**Activity**
The entries must be restated exactly as written.

**Records for the exercise**

════

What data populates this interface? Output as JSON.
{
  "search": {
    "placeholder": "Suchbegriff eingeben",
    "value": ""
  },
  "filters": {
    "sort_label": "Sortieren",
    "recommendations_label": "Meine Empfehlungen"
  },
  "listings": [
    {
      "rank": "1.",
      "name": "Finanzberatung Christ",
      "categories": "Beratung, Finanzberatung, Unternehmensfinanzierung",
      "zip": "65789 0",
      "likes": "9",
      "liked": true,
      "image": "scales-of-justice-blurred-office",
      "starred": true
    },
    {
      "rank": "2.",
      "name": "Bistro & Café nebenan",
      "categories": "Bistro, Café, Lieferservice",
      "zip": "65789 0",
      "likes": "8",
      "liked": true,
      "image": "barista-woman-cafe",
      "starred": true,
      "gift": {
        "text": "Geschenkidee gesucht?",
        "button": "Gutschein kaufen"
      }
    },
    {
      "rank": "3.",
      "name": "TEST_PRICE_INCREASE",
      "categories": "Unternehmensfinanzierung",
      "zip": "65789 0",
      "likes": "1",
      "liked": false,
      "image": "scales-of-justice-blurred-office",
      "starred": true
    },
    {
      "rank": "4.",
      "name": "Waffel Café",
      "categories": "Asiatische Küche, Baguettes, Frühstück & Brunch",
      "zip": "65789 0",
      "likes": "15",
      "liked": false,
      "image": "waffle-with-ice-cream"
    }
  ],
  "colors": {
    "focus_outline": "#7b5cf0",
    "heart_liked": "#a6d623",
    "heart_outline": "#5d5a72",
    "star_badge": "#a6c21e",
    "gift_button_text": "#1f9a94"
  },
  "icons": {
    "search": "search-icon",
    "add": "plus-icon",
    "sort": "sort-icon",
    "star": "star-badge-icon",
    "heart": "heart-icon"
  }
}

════

**Task solution**
What data populates this interface? Output as JSON.
{
  "search": {
    "placeholder": "Suchbegriff eingeben",
    "value": ""
  },
  "filters": {
    "sort_label": "Sortieren",
    "recommendations_label": "Meine Empfehlungen"
  },
  "listings": [
    {
      "rank": "1.",
      "name": "Finanzberatung Christ",
      "categories": "Beratung, Finanzberatung, Unternehmensfinanzierung",
      "zip": "65789 0",
      "likes": "9",
      "liked": true,
      "image": "scales-of-justice-blurred-office",
      "starred": true
    },
    {
      "rank": "2.",
      "name": "Bistro & Café nebenan",
      "categories": "Bistro, Café, Lieferservice",
      "zip": "65789 0",
      "likes": "8",
      "liked": true,
      "image": "barista-woman-cafe",
      "starred": true,
      "gift": {
        "text": "Geschenkidee gesucht?",
        "button": "Gutschein kaufen"
      }
    },
    {
      "rank": "3.",
      "name": "TEST_PRICE_INCREASE",
      "categories": "Unternehmensfinanzierung",
      "zip": "65789 0",
      "likes": "1",
      "liked": false,
      "image": "scales-of-justice-blurred-office",
      "starred": true
    },
    {
      "rank": "4.",
      "name": "Waffel Café",
      "categories": "Asiatische Küche, Baguettes, Frühstück & Brunch",
      "zip": "65789 0",
      "likes": "15",
      "liked": false,
      "image": "waffle-with-ice-cream"
    }
  ],
  "colors": {
    "focus_outline": "#7b5cf0",
    "heart_liked": "#a6d623",
    "heart_outline": "#5d5a72",
    "star_badge": "#a6c21e",
    "gift_button_text": "#1f9a94"
  },
  "icons": {
    "search": "search-icon",
    "add": "plus-icon",
    "sort": "sort-icon",
    "star": "star-badge-icon",
    "heart": "heart-icon"
  }
}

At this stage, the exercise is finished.